Vitamin C. Colds, flus and sinuses are plentiful and troublesome at this time of year and extremely contagious because we spend more time indoors where germs spread easily. Vitamin C is known to help strengthen the immune system and is crucial for protein metabolism. It is also a powerful antioxidant that stimulates the production of connective tissue for the construction of collagen. Many foods contain vitamin C, including citrus fruits, red peppers, tomatoes, berries, broccoli and Brussels sprouts. The recommended daily intake of vitamin C is 90 milligrams for adult men and 75 milligrams for adult women.

The iron. Iron is essential for the synthesis of DNA and the transport of oxygen throughout the body. This is necessary for many cellular functions and is especially important during the winter months to keep your energy. Because many people do not exercise enough in cold weather, less oxygen is normally carried throughout the body. Although the iron requirements differ considerably from one individual to another, the recommended daily dose usually for people over 50 is 8 milligrams a day. Iron is found in animal proteins such as meat, poultry and fish, as well as in vegetarian sources such as lentils, beans, dates and leafy vegetables.

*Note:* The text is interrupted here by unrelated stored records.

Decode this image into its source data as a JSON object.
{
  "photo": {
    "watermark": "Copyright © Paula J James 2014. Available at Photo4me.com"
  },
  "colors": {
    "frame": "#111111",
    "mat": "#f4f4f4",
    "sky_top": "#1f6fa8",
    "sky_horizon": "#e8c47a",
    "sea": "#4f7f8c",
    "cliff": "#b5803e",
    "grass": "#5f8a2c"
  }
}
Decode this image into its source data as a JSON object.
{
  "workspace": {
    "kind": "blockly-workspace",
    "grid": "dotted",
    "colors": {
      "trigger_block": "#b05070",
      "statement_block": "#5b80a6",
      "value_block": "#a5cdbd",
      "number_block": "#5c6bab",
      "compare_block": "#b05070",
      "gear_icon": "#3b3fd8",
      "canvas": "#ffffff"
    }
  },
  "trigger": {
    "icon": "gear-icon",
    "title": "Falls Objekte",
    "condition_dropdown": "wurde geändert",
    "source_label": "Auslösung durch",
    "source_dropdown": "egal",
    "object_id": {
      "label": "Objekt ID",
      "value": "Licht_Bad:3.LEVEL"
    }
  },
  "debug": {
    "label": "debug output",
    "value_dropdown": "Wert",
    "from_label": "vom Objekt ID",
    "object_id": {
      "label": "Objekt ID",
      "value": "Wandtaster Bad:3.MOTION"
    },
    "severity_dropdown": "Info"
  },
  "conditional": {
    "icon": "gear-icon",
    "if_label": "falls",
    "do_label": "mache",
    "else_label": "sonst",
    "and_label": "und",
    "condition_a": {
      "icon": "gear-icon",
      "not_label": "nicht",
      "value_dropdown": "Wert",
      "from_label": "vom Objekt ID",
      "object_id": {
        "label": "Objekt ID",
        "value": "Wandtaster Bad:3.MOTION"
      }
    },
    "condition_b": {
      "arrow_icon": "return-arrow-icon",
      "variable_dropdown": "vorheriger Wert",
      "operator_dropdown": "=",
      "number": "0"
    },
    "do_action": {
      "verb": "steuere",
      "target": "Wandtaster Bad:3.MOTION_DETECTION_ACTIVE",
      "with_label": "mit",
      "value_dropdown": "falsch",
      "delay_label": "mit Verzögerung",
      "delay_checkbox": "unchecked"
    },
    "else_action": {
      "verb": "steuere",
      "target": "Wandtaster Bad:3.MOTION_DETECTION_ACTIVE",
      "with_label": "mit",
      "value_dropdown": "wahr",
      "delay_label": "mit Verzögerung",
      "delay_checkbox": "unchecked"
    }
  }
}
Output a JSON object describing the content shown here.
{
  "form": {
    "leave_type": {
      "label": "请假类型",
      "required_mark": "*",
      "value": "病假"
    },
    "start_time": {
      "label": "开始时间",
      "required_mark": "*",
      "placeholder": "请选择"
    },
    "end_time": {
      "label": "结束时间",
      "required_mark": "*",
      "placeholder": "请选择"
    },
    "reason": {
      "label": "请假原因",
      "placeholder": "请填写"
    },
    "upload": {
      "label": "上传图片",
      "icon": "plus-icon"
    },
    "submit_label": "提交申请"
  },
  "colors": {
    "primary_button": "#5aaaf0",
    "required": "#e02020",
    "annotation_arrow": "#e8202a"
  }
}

Zinc. Zinc is a potent immune system that is essential for dealing with winter conditions. Zinc supplementation is beneficial at any time but especially in winter to avoid feeling sick and tired. Foods rich in this mineral are oysters, red meat, poultry, beans, nuts and dairy products. It is recommended that men aged 19 and over receive 11 milligrams a day and that women aged 19 and over receive 8 milligrams a day.

Vitamin B12. This vitamin is crucial to improve your mood and can help combat Seasonal Affective Disorder (SAD), a mood disorder that is common in winter. Vitamin B12 is found in many sources of food of animal origin such as meat, fish, poultry and eggs. It is also added to some processed foods such as cereals and non-dairy milk. Because it is not usually available from plant sources, supplementation is highly recommended for vegans and vegetarians. The recommended daily dosage for adults is 2.4 micrograms.